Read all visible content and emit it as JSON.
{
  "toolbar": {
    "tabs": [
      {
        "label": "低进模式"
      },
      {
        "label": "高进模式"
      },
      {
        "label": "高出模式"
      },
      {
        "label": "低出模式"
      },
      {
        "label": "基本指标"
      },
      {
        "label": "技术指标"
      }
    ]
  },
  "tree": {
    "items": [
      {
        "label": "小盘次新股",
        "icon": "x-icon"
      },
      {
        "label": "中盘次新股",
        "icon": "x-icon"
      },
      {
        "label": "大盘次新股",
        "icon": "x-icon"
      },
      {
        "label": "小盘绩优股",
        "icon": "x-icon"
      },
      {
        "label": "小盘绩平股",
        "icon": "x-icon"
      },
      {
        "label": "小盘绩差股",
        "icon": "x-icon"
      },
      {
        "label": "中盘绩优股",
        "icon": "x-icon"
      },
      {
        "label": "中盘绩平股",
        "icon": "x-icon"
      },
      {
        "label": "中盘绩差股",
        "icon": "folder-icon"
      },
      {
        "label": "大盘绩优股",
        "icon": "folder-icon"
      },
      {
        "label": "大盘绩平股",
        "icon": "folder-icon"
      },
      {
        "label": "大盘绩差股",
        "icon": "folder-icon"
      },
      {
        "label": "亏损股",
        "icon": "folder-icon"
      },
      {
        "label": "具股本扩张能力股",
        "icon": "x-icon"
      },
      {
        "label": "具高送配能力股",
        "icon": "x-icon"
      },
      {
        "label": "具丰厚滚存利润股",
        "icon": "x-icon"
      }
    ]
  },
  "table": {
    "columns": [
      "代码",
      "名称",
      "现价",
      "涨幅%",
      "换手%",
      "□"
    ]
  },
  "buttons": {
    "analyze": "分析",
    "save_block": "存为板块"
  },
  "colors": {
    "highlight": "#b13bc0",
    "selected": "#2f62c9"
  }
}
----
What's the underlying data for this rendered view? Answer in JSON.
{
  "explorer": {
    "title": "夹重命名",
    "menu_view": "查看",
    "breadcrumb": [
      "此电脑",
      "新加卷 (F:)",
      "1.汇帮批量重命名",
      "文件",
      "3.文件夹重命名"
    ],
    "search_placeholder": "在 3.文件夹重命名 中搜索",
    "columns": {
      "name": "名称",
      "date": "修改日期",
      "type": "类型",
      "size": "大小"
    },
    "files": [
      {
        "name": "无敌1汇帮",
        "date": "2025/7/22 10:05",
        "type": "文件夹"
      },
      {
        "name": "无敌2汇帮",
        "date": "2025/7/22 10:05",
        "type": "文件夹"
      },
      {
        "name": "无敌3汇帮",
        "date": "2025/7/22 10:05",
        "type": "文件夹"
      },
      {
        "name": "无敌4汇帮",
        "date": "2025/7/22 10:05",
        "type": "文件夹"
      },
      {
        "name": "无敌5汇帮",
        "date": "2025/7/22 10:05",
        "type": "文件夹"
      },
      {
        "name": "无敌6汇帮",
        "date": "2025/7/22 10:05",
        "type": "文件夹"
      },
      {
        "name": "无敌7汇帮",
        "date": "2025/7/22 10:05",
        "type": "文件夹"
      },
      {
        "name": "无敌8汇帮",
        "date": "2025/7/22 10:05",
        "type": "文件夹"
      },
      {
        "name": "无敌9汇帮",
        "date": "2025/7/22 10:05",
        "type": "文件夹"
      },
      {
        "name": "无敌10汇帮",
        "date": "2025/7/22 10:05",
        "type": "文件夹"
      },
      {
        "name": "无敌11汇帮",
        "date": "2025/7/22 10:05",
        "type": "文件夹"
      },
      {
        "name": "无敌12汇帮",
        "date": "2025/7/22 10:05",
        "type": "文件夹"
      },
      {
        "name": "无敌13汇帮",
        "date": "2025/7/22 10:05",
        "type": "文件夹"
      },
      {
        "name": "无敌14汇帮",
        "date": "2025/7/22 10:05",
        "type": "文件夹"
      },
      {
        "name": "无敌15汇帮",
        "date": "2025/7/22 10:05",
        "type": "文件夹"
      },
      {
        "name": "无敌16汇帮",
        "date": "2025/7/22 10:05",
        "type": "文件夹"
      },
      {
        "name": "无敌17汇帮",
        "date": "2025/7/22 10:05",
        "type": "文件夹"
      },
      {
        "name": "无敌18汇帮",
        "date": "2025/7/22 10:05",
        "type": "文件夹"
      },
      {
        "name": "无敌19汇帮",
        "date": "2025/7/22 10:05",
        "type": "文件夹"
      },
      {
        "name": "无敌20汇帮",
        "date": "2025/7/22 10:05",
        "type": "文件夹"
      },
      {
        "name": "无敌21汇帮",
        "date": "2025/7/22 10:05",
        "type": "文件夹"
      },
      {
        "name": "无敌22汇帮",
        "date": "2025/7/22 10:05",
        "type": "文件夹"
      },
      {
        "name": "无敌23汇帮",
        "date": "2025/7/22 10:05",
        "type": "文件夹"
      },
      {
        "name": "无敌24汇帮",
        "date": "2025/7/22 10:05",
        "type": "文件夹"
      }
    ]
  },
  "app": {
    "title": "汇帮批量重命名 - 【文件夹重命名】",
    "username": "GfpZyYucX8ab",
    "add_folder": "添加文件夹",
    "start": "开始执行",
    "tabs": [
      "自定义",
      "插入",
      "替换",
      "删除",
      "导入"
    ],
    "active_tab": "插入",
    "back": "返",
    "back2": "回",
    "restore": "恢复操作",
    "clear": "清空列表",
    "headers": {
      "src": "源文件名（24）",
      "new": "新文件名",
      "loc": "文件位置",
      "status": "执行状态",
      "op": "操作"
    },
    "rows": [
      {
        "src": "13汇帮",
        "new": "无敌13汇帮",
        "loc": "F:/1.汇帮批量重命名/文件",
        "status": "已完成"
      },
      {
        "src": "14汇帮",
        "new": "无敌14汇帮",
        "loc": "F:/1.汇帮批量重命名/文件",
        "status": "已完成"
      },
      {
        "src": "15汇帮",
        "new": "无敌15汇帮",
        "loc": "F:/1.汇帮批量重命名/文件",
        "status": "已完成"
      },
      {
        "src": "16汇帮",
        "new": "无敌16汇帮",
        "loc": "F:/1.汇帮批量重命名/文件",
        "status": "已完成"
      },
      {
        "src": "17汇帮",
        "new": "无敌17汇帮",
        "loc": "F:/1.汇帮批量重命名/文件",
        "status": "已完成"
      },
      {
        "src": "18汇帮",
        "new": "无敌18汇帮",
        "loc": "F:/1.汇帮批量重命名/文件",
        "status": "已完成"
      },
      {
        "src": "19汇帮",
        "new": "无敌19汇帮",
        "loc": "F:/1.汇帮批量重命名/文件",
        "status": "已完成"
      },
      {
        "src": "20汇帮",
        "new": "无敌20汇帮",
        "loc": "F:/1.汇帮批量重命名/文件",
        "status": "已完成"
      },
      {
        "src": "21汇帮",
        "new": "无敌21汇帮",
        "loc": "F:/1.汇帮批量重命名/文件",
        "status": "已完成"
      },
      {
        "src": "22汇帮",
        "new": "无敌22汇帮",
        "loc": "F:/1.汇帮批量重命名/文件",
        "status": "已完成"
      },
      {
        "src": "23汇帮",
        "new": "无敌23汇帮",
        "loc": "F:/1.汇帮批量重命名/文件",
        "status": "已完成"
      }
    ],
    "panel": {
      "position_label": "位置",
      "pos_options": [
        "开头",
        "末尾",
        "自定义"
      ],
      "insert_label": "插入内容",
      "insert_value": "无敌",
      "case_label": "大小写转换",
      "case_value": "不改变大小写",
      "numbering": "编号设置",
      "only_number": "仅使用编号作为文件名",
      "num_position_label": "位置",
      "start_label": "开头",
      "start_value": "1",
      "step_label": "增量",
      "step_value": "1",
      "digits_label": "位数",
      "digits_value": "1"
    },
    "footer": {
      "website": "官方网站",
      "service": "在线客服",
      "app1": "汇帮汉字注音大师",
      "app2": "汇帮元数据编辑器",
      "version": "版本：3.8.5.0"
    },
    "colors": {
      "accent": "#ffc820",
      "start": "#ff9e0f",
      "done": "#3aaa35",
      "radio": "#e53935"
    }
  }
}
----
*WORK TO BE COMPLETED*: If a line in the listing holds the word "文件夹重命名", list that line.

*ANSWER FOR THE TASK*:
      "3.文件夹重命名"
    "search_placeholder": "在 3.文件夹重命名 中搜索",
    "title": "汇帮批量重命名 - 【文件夹重命名】",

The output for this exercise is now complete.